Write the data out again, character for character, with no images.

<<<<

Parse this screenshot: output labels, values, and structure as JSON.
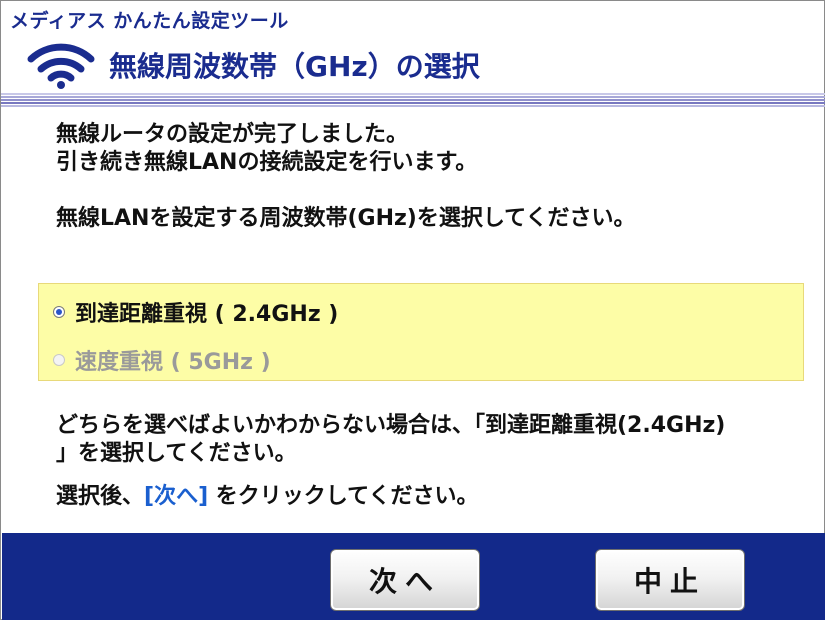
{
  "app": {
    "title": "メディアス かんたん設定ツール"
  },
  "header": {
    "title": "無線周波数帯（GHz）の選択",
    "icon": "wifi-icon"
  },
  "messages": {
    "line1": "無線ルータの設定が完了しました。",
    "line2": "引き続き無線LANの接続設定を行います。",
    "prompt": "無線LANを設定する周波数帯(GHz)を選択してください。"
  },
  "options": [
    {
      "label": "到達距離重視 ( 2.4GHz )",
      "selected": true,
      "enabled": true
    },
    {
      "label": "速度重視 ( 5GHz )",
      "selected": false,
      "enabled": false
    }
  ],
  "note": {
    "line1": "どちらを選べばよいかわからない場合は、「到達距離重視(2.4GHz)",
    "line2": "」を選択してください。"
  },
  "instruction": {
    "prefix": "選択後、",
    "link": "[次へ]",
    "suffix": " をクリックしてください。"
  },
  "buttons": {
    "next": "次へ",
    "cancel": "中止"
  },
  "colors": {
    "brand": "#1a2c8f",
    "footer": "#13298a",
    "option_bg": "#fdfda6",
    "link": "#1a5fcf"
  }
}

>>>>

__RESPONSE AREA__.
Parse this screenshot: output labels, values, and structure as JSON.
{
  "app": {
    "title": "メディアス かんたん設定ツール"
  },
  "header": {
    "title": "無線周波数帯（GHz）の選択",
    "icon": "wifi-icon"
  },
  "messages": {
    "line1": "無線ルータの設定が完了しました。",
    "line2": "引き続き無線LANの接続設定を行います。",
    "prompt": "無線LANを設定する周波数帯(GHz)を選択してください。"
  },
  "options": [
    {
      "label": "到達距離重視 ( 2.4GHz )",
      "selected": true,
      "enabled": true
    },
    {
      "label": "速度重視 ( 5GHz )",
      "selected": false,
      "enabled": false
    }
  ],
  "note": {
    "line1": "どちらを選べばよいかわからない場合は、「到達距離重視(2.4GHz)",
    "line2": "」を選択してください。"
  },
  "instruction": {
    "prefix": "選択後、",
    "link": "[次へ]",
    "suffix": " をクリックしてください。"
  },
  "buttons": {
    "next": "次へ",
    "cancel": "中止"
  },
  "colors": {
    "brand": "#1a2c8f",
    "footer": "#13298a",
    "option_bg": "#fdfda6",
    "link": "#1a5fcf"
  }
}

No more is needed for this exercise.